Top of Data supplied
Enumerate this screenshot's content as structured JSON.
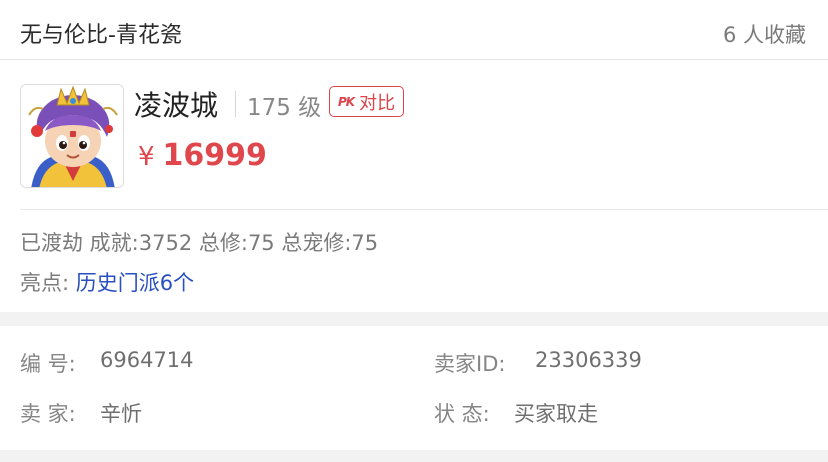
{
  "header": {
    "server_name": "无与伦比-青花瓷",
    "favorites": "6 人收藏"
  },
  "listing": {
    "character_name": "凌波城",
    "level": "175 级",
    "pk_icon_text": "PK",
    "compare_label": "对比",
    "currency": "¥",
    "price": "16999"
  },
  "stats": {
    "text": "已渡劫 成就:3752 总修:75 总宠修:75"
  },
  "highlight": {
    "label": "亮点:",
    "value": "历史门派6个"
  },
  "info": {
    "id_label": "编 号:",
    "id_value": "6964714",
    "seller_id_label": "卖家ID:",
    "seller_id_value": "23306339",
    "seller_label": "卖 家:",
    "seller_value": "辛忻",
    "status_label": "状 态:",
    "status_value": "买家取走"
  },
  "colors": {
    "price": "#e0474c",
    "highlight_link": "#2a4fc0",
    "pk_badge": "#d9454b"
  }
}
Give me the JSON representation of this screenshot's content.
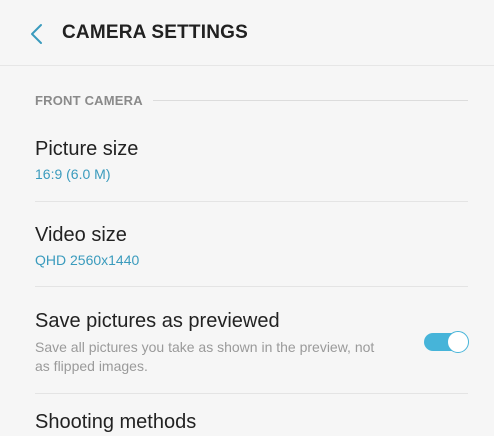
{
  "header": {
    "back_icon": "chevron-left-icon",
    "title": "CAMERA SETTINGS"
  },
  "section": {
    "label": "FRONT CAMERA"
  },
  "settings": [
    {
      "title": "Picture size",
      "value": "16:9 (6.0 M)"
    },
    {
      "title": "Video size",
      "value": "QHD 2560x1440"
    },
    {
      "title": "Save pictures as previewed",
      "description": "Save all pictures you take as shown in the preview, not as flipped images.",
      "toggle_on": true
    },
    {
      "title": "Shooting methods"
    }
  ],
  "colors": {
    "accent": "#46b4d9",
    "value_text": "#3a9bbd",
    "background": "#f6f6f6"
  }
}
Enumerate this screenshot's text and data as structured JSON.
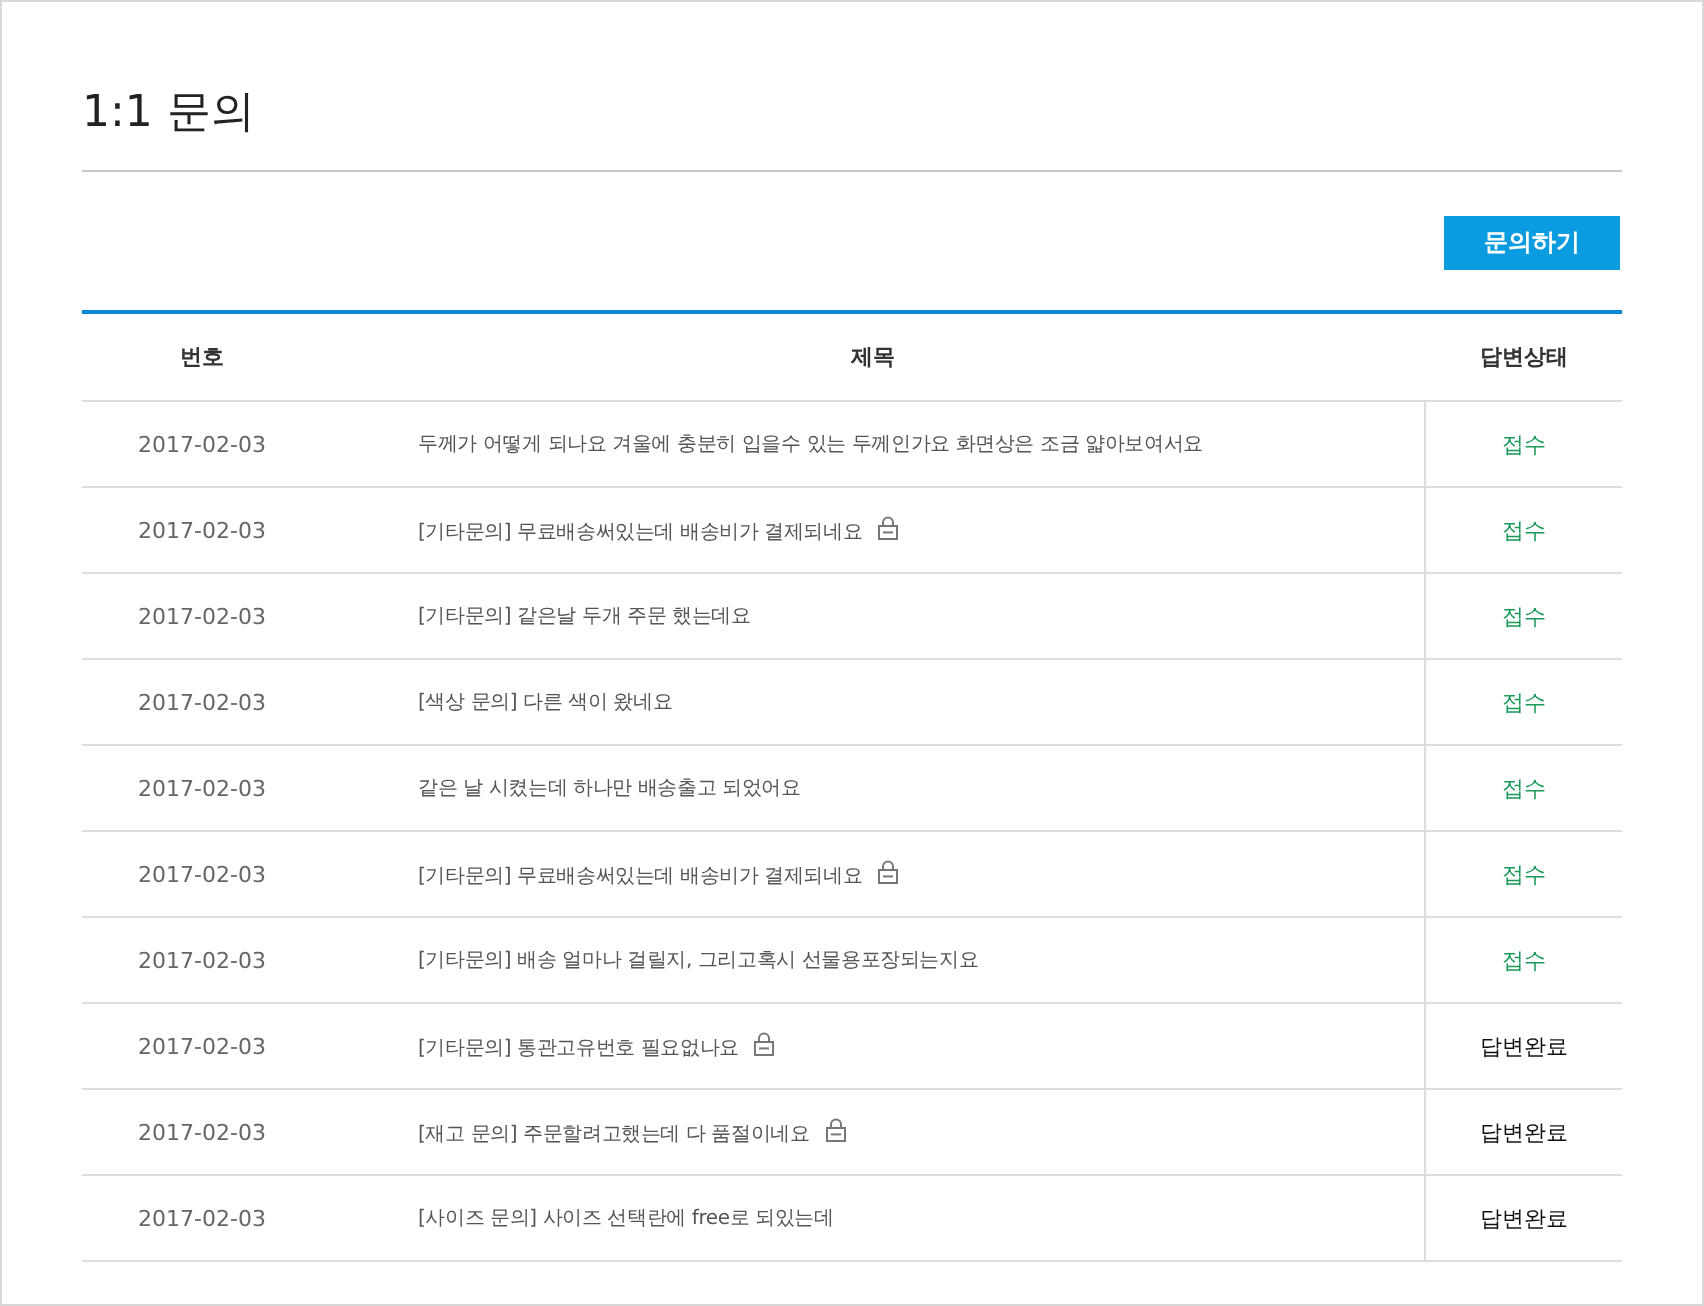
{
  "title": "1:1 문의",
  "ask_button": "문의하기",
  "table": {
    "columns": [
      "번호",
      "제목",
      "답변상태"
    ],
    "rows": [
      {
        "date": "2017-02-03",
        "subject": "두께가 어떻게 되나요 겨울에 충분히 입을수 있는 두께인가요 화면상은 조금 얇아보여서요",
        "locked": false,
        "status": "접수",
        "kind": "received"
      },
      {
        "date": "2017-02-03",
        "subject": "[기타문의]  무료배송써있는데 배송비가 결제되네요",
        "locked": true,
        "status": "접수",
        "kind": "received"
      },
      {
        "date": "2017-02-03",
        "subject": "[기타문의]  같은날 두개 주문 했는데요",
        "locked": false,
        "status": "접수",
        "kind": "received"
      },
      {
        "date": "2017-02-03",
        "subject": "[색상 문의] 다른 색이 왔네요",
        "locked": false,
        "status": "접수",
        "kind": "received"
      },
      {
        "date": "2017-02-03",
        "subject": "같은 날 시켰는데 하나만 배송출고 되었어요",
        "locked": false,
        "status": "접수",
        "kind": "received"
      },
      {
        "date": "2017-02-03",
        "subject": "[기타문의] 무료배송써있는데 배송비가 결제되네요",
        "locked": true,
        "status": "접수",
        "kind": "received"
      },
      {
        "date": "2017-02-03",
        "subject": "[기타문의] 배송 얼마나 걸릴지, 그리고혹시 선물용포장되는지요",
        "locked": false,
        "status": "접수",
        "kind": "received"
      },
      {
        "date": "2017-02-03",
        "subject": "[기타문의] 통관고유번호 필요없나요",
        "locked": true,
        "status": "답변완료",
        "kind": "answered"
      },
      {
        "date": "2017-02-03",
        "subject": "[재고 문의] 주문할려고했는데 다 품절이네요",
        "locked": true,
        "status": "답변완료",
        "kind": "answered"
      },
      {
        "date": "2017-02-03",
        "subject": "[사이즈 문의] 사이즈 선택란에 free로 되있는데",
        "locked": false,
        "status": "답변완료",
        "kind": "answered"
      }
    ]
  }
}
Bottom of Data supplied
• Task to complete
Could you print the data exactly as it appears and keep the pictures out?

• Output for this exercise
Enumerate this screenshot's content as structured JSON.
{
  "header": {
    "server_name": "无与伦比-青花瓷",
    "favorites": "6 人收藏"
  },
  "listing": {
    "character_name": "凌波城",
    "level": "175 级",
    "pk_icon_text": "PK",
    "compare_label": "对比",
    "currency": "¥",
    "price": "16999"
  },
  "stats": {
    "text": "已渡劫 成就:3752 总修:75 总宠修:75"
  },
  "highlight": {
    "label": "亮点:",
    "value": "历史门派6个"
  },
  "info": {
    "id_label": "编 号:",
    "id_value": "6964714",
    "seller_id_label": "卖家ID:",
    "seller_id_value": "23306339",
    "seller_label": "卖 家:",
    "seller_value": "辛忻",
    "status_label": "状 态:",
    "status_value": "买家取走"
  },
  "colors": {
    "price": "#e0474c",
    "highlight_link": "#2a4fc0",
    "pk_badge": "#d9454b"
  }
}
Give me the JSON representation of this screenshot's content.
{
  "header": {
    "back_icon": "chevron-left-icon",
    "title": "CAMERA SETTINGS"
  },
  "section": {
    "label": "FRONT CAMERA"
  },
  "settings": [
    {
      "title": "Picture size",
      "value": "16:9 (6.0 M)"
    },
    {
      "title": "Video size",
      "value": "QHD 2560x1440"
    },
    {
      "title": "Save pictures as previewed",
      "description": "Save all pictures you take as shown in the preview, not as flipped images.",
      "toggle_on": true
    },
    {
      "title": "Shooting methods"
    }
  ],
  "colors": {
    "accent": "#46b4d9",
    "value_text": "#3a9bbd",
    "background": "#f6f6f6"
  }
}
Enumerate this screenshot's text and data as structured JSON.
{
  "title": "1:1 문의",
  "ask_button": "문의하기",
  "table": {
    "columns": [
      "번호",
      "제목",
      "답변상태"
    ],
    "rows": [
      {
        "date": "2017-02-03",
        "subject": "두께가 어떻게 되나요 겨울에 충분히 입을수 있는 두께인가요 화면상은 조금 얇아보여서요",
        "locked": false,
        "status": "접수",
        "kind": "received"
      },
      {
        "date": "2017-02-03",
        "subject": "[기타문의]  무료배송써있는데 배송비가 결제되네요",
        "locked": true,
        "status": "접수",
        "kind": "received"
      },
      {
        "date": "2017-02-03",
        "subject": "[기타문의]  같은날 두개 주문 했는데요",
        "locked": false,
        "status": "접수",
        "kind": "received"
      },
      {
        "date": "2017-02-03",
        "subject": "[색상 문의] 다른 색이 왔네요",
        "locked": false,
        "status": "접수",
        "kind": "received"
      },
      {
        "date": "2017-02-03",
        "subject": "같은 날 시켰는데 하나만 배송출고 되었어요",
        "locked": false,
        "status": "접수",
        "kind": "received"
      },
      {
        "date": "2017-02-03",
        "subject": "[기타문의] 무료배송써있는데 배송비가 결제되네요",
        "locked": true,
        "status": "접수",
        "kind": "received"
      },
      {
        "date": "2017-02-03",
        "subject": "[기타문의] 배송 얼마나 걸릴지, 그리고혹시 선물용포장되는지요",
        "locked": false,
        "status": "접수",
        "kind": "received"
      },
      {
        "date": "2017-02-03",
        "subject": "[기타문의] 통관고유번호 필요없나요",
        "locked": true,
        "status": "답변완료",
        "kind": "answered"
      },
      {
        "date": "2017-02-03",
        "subject": "[재고 문의] 주문할려고했는데 다 품절이네요",
        "locked": true,
        "status": "답변완료",
        "kind": "answered"
      },
      {
        "date": "2017-02-03",
        "subject": "[사이즈 문의] 사이즈 선택란에 free로 되있는데",
        "locked": false,
        "status": "답변완료",
        "kind": "answered"
      }
    ]
  }
}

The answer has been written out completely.